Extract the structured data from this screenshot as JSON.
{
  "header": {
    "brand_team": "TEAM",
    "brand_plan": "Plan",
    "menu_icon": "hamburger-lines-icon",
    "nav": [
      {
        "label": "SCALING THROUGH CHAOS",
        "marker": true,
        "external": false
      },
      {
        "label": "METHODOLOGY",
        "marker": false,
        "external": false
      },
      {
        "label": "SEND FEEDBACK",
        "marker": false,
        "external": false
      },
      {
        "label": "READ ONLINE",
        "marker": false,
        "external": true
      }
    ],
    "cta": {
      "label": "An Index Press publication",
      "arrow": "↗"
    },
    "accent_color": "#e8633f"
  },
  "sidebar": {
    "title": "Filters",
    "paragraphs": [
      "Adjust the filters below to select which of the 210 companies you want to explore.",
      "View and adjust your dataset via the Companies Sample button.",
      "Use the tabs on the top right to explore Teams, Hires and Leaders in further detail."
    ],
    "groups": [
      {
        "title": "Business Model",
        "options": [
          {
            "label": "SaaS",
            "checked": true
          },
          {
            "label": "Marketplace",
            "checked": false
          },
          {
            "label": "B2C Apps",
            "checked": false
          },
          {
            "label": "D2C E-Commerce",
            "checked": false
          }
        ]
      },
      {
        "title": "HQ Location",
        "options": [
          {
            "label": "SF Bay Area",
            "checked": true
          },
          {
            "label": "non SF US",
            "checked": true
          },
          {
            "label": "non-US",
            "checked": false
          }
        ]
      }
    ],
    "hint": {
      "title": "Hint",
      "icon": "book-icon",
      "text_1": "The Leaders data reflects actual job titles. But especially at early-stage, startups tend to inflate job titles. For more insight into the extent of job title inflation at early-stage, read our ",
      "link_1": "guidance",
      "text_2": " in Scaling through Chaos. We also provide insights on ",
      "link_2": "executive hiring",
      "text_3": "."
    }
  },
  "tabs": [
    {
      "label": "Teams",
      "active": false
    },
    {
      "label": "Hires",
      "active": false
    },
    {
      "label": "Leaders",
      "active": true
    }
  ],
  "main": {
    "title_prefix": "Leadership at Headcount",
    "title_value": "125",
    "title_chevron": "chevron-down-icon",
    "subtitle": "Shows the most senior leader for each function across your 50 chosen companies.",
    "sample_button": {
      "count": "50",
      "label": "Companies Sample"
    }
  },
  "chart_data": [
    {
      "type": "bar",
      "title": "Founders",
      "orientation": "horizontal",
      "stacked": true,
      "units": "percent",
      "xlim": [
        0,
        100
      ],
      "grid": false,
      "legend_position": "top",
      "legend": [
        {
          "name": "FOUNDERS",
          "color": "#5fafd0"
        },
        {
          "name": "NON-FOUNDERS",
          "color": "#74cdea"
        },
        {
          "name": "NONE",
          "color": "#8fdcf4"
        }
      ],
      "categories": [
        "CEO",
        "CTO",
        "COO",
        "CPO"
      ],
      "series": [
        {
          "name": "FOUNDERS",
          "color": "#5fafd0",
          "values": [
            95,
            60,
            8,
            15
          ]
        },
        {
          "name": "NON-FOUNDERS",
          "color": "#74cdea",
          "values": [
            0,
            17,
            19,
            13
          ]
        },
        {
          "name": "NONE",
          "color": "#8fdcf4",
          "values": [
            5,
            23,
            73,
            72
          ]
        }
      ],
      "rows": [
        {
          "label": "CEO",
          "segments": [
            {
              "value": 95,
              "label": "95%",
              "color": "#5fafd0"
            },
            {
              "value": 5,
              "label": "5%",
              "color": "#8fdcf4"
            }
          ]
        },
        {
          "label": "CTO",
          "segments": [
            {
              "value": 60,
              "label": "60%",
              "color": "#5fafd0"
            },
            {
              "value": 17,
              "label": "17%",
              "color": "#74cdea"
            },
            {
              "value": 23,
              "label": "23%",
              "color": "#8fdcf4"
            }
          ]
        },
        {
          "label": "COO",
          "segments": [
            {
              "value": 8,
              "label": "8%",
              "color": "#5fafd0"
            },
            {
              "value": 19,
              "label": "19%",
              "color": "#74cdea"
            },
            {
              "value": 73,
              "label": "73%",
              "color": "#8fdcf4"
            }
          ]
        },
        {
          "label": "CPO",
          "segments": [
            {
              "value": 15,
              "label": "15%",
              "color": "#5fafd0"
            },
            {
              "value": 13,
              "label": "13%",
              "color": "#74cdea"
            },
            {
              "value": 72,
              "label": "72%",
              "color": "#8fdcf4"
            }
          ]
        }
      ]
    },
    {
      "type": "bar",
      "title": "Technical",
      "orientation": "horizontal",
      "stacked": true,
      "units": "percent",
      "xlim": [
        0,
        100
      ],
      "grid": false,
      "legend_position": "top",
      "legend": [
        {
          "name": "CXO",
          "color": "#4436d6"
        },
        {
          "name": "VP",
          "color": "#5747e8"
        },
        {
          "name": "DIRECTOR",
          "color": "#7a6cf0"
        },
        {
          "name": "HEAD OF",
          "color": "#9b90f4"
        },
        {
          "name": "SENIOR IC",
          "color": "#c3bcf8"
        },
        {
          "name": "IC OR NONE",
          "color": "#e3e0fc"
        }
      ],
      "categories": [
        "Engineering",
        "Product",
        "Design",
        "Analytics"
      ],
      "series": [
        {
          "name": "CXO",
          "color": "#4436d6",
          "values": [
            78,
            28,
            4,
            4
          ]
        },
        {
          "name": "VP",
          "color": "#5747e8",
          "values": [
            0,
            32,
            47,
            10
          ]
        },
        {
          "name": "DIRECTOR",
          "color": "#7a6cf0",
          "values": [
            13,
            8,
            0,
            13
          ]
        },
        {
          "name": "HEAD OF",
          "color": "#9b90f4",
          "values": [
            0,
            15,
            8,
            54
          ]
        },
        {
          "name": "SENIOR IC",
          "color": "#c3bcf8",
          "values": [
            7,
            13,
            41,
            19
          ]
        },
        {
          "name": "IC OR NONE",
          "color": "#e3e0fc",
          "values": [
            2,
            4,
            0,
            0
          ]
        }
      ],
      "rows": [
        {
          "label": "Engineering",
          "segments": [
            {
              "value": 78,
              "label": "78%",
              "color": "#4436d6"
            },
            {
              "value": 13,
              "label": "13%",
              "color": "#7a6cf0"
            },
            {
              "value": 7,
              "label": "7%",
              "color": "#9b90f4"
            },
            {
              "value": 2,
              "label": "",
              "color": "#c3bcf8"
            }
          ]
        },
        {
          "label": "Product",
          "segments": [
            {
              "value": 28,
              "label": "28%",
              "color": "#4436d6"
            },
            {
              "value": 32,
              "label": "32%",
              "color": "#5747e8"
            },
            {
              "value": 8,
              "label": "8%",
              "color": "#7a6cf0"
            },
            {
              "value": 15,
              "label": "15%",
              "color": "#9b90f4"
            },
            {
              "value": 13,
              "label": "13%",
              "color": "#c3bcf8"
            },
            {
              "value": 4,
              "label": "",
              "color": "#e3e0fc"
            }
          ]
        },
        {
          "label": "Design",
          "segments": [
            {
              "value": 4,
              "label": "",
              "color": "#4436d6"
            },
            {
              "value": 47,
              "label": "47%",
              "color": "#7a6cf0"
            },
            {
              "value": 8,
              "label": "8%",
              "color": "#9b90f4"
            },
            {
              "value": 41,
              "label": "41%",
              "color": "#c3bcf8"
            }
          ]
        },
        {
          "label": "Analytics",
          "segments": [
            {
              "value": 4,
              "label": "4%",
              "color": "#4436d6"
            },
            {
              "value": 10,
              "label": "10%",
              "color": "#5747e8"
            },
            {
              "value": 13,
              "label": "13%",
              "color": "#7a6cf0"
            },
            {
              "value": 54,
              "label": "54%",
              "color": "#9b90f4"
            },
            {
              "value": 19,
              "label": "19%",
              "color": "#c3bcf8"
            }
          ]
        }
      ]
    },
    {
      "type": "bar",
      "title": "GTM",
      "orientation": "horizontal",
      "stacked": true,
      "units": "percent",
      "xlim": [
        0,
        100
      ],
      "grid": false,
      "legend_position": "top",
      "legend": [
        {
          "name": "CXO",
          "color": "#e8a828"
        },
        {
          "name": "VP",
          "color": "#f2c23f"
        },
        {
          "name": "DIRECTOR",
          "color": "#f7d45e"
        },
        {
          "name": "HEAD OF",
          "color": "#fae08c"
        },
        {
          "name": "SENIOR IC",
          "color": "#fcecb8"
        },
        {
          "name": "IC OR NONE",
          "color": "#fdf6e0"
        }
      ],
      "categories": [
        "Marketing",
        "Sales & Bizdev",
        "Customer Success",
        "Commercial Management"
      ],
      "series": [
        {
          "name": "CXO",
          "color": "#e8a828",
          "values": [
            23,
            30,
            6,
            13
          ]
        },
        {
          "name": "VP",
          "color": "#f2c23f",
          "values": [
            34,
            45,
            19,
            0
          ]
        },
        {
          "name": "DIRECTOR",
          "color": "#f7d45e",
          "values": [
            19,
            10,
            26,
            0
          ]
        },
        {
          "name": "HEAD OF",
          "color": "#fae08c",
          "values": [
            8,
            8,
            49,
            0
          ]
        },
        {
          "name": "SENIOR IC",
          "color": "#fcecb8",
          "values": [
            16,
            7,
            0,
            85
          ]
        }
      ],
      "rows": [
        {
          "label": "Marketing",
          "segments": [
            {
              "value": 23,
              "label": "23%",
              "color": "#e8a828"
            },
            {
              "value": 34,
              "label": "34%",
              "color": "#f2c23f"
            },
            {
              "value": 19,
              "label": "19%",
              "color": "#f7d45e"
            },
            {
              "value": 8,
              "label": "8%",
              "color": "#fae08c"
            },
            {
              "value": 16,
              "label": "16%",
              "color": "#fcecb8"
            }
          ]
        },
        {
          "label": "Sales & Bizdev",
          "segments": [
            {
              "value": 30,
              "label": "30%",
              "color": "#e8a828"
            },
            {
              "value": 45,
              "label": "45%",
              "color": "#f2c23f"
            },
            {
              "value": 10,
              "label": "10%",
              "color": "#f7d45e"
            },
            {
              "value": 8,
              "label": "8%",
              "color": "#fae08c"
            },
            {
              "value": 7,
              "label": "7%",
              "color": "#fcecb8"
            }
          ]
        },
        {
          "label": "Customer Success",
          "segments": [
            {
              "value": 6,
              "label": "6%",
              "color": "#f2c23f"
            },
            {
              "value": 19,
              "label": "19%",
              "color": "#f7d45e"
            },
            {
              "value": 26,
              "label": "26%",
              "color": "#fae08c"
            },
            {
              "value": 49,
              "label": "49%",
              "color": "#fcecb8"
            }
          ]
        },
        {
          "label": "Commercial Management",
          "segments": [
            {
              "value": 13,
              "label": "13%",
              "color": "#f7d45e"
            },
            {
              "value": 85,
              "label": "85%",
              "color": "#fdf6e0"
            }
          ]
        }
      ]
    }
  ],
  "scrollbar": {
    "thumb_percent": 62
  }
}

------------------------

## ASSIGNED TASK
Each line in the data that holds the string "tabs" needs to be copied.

## ANSWER TO THIS EXERCISE
      "Use the tabs on the top right to explore Teams, Hires and Leaders in further detail."
  "tabs": [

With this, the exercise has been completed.